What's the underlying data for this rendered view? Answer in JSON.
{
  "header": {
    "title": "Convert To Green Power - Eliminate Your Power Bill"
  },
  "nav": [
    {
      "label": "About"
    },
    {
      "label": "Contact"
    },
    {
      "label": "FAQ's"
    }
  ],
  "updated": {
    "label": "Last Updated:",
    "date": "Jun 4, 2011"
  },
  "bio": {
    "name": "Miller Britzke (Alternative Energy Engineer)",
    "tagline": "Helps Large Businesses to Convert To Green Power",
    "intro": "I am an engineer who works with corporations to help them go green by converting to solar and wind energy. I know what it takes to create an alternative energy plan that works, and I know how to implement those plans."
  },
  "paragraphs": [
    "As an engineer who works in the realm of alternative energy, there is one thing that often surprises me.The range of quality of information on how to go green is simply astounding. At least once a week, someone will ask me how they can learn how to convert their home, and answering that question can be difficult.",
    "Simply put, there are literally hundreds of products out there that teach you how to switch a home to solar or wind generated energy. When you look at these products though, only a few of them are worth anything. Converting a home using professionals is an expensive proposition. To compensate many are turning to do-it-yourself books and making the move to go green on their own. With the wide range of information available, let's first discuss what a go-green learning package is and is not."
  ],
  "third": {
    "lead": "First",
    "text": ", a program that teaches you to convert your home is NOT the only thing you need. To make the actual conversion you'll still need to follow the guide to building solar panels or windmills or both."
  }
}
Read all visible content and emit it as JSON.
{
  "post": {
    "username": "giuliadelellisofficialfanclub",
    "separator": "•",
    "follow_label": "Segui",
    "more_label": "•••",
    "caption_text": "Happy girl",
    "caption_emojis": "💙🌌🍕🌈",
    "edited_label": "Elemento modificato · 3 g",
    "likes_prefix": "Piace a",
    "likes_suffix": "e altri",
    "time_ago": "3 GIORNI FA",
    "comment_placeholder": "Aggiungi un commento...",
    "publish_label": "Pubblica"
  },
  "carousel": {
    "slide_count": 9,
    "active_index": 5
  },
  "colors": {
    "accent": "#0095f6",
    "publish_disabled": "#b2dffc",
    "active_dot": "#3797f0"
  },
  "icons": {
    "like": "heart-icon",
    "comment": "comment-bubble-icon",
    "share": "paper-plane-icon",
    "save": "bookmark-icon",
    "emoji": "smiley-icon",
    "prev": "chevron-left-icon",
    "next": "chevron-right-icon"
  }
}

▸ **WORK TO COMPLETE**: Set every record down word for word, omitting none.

▸ **TASK SOLUTION**:
What's the underlying data for this rendered view? Answer in JSON.
{
  "header": {
    "title": "Convert To Green Power - Eliminate Your Power Bill"
  },
  "nav": [
    {
      "label": "About"
    },
    {
      "label": "Contact"
    },
    {
      "label": "FAQ's"
    }
  ],
  "updated": {
    "label": "Last Updated:",
    "date": "Jun 4, 2011"
  },
  "bio": {
    "name": "Miller Britzke (Alternative Energy Engineer)",
    "tagline": "Helps Large Businesses to Convert To Green Power",
    "intro": "I am an engineer who works with corporations to help them go green by converting to solar and wind energy. I know what it takes to create an alternative energy plan that works, and I know how to implement those plans."
  },
  "paragraphs": [
    "As an engineer who works in the realm of alternative energy, there is one thing that often surprises me.The range of quality of information on how to go green is simply astounding. At least once a week, someone will ask me how they can learn how to convert their home, and answering that question can be difficult.",
    "Simply put, there are literally hundreds of products out there that teach you how to switch a home to solar or wind generated energy. When you look at these products though, only a few of them are worth anything. Converting a home using professionals is an expensive proposition. To compensate many are turning to do-it-yourself books and making the move to go green on their own. With the wide range of information available, let's first discuss what a go-green learning package is and is not."
  ],
  "third": {
    "lead": "First",
    "text": ", a program that teaches you to convert your home is NOT the only thing you need. To make the actual conversion you'll still need to follow the guide to building solar panels or windmills or both."
  }
}
Read all visible content and emit it as JSON.
{
  "post": {
    "username": "giuliadelellisofficialfanclub",
    "separator": "•",
    "follow_label": "Segui",
    "more_label": "•••",
    "caption_text": "Happy girl",
    "caption_emojis": "💙🌌🍕🌈",
    "edited_label": "Elemento modificato · 3 g",
    "likes_prefix": "Piace a",
    "likes_suffix": "e altri",
    "time_ago": "3 GIORNI FA",
    "comment_placeholder": "Aggiungi un commento...",
    "publish_label": "Pubblica"
  },
  "carousel": {
    "slide_count": 9,
    "active_index": 5
  },
  "colors": {
    "accent": "#0095f6",
    "publish_disabled": "#b2dffc",
    "active_dot": "#3797f0"
  },
  "icons": {
    "like": "heart-icon",
    "comment": "comment-bubble-icon",
    "share": "paper-plane-icon",
    "save": "bookmark-icon",
    "emoji": "smiley-icon",
    "prev": "chevron-left-icon",
    "next": "chevron-right-icon"
  }
}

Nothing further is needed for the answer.